For the past few weeks, students have been anxiously awaiting the results of their Early Decision and Early Action applications. Now, as December rolls on, many schools are finally releasing their decisions. For students who are accepted or rejected, these results are pretty clear-cut. Some students, however, will face a less definitive status: deferral.
WHAT BEING DEFERRED MEANS
In theory, deferrals are pretty simple. When schools defer students, they postpone making decisions about those students’ applications until the regular round. This allows admissions officers to reconsider these students’ materials within the full applicant pool. Students can be deferred for any number of reasons, ranging from mediocre application essays to a spike in the number of early applicants, to scores below the expected level. Sometimes admissions officers want to see a student’s fall semester grades or the results of recent standardized tests. It’s also not uncommon for students to receive “courtesy deferrals” (rather than rejections) if their families are well-connected at that particular college.
The number of students deferred varies from institution to institution. Some schools defer very few students. Others, like Georgetown University, automatically defer every student not accepted in the Early Action round. Unfortunately, schools ultimately don’t accept many of the students they defer. As a rule of thumb, most schools accept only 5-10% of deferred students. Last year, for example, MIT deferred 6,331 of the 9,571 students who applied in the Early Action round. During the regular round, however, MIT admitted only 248 of those deferred students — an admit rate of 3.9%.
The good news: if you are deferred, there are still plenty of things you can do to increase your odds of admission during the regular round. We’ve laid out some of them below.
TOP TIPS IF YOU’VE BEEN DEFERRED
As soon as you receive notice that you have been deferred:
- Bring up your grades. As we’ve said before, grades are the most important factor in admissions decisions, so you’ll want to finish the fall semester with the strongest grades possible. If your senior-year grades are weak, we recommend cutting out all extra activities and focusing on improving your academic performance.
- Retake subject tests if needed. If you had any sub par scores, now is the time to send in higher scores. Basically, if nothing changes, the result won’t either.
- Seek out awards, competitions, or high-level extracurricular activities in your area of interest. Colleges want to see concrete evidence of your accomplishments and your continued passion for your field. After strong grades, additional accolades and impressive projects are the next most important element to prove your strength as an applicant.
- Ask your guidance counselor to call the admissions office on your behalf. During this call, your guidance counselor should express support for your application and also find out any information he or she can about why you were deferred. Were items missing from your application? Did the school see a huge rise in applicants from your state?
- Ask one of your senior-year teachers to write a letter of support on your behalf. If you’ve spent the semester doing research with a college faculty or working in a lab, it would also be appropriate to get a letter of support from your faculty mentor. Make sure to stick to one recommendation only, though! You don’t want to overwhelm the admissions office.
- If you have any contacts at the school that might be helpful to you (e.g., trustee pals, fundraising connections), reach out to them now.
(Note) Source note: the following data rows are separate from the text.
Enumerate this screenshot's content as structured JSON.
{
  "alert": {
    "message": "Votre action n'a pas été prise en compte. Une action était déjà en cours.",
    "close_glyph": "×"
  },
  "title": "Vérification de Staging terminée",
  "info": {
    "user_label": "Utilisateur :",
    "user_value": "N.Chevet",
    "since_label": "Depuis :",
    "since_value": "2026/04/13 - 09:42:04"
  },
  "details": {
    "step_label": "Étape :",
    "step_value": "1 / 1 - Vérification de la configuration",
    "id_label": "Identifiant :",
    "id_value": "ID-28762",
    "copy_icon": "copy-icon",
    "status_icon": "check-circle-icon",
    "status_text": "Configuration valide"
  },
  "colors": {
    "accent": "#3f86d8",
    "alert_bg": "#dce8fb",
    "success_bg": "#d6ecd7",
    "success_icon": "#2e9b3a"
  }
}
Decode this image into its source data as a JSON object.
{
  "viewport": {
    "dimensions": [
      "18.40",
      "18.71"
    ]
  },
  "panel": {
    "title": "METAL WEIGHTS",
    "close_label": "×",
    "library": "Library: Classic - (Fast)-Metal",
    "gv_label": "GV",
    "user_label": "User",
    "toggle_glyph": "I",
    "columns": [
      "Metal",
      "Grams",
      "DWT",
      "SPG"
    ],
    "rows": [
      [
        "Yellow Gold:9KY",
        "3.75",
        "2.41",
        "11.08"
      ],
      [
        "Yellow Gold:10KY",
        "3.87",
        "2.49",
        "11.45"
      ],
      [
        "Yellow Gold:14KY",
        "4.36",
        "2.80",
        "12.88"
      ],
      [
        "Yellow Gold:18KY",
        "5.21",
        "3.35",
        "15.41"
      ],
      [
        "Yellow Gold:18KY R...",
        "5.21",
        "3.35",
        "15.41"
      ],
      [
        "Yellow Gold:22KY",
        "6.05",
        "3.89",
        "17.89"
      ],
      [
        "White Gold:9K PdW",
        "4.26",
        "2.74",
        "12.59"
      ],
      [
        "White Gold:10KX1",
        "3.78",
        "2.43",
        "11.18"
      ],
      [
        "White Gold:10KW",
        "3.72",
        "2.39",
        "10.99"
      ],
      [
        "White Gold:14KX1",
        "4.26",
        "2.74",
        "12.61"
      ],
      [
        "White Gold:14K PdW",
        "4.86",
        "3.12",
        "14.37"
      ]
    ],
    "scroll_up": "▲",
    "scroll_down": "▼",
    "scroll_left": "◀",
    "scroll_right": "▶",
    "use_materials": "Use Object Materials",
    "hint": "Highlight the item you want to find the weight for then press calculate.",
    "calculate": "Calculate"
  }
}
By the last week of February, submit the following materials to the admissions officer covering your area:
- A one-page deferral letter that includes:
- A note about your strong fall semester grades, as well as any new awards, scores or honors you’ve received
- Updates on your interesting extracurricular activities or accomplishments
- One paragraph detailing why this school is still your first choice. Be precise about why you love the school and what you would add to its campus. This is a crucial paragraph because it allows admissions officers to see your passion for the school and to envision you as part of the student body.
- An updated school transcript that includes your fall-semester grades
- One letter of support from a senior-year teacher, if applicable
KEEP IN MIND
Some things to keep you mind as you go through this process:
- Do advocate for yourself, but don’t become a pest. It’s okay to send a deferral letter to the admissions officer covering your area; it’s not okay to stake out his or her office for the next few weeks.
- Come up with a back-up plan in the event that you are not accepted to your top school during the regular round. What other schools are on your list? Have you considered an ED2 option?
- Don’t let a deferral erode your confidence. Remember, you’re a smart, talented student with a lot to offer, and there are many schools (maybe even this one!) that will ultimately accept you because of it.
If you’re still confused by the deferral process or struggling to figure out how to improve your application, feel free to contact us. We’re here to help!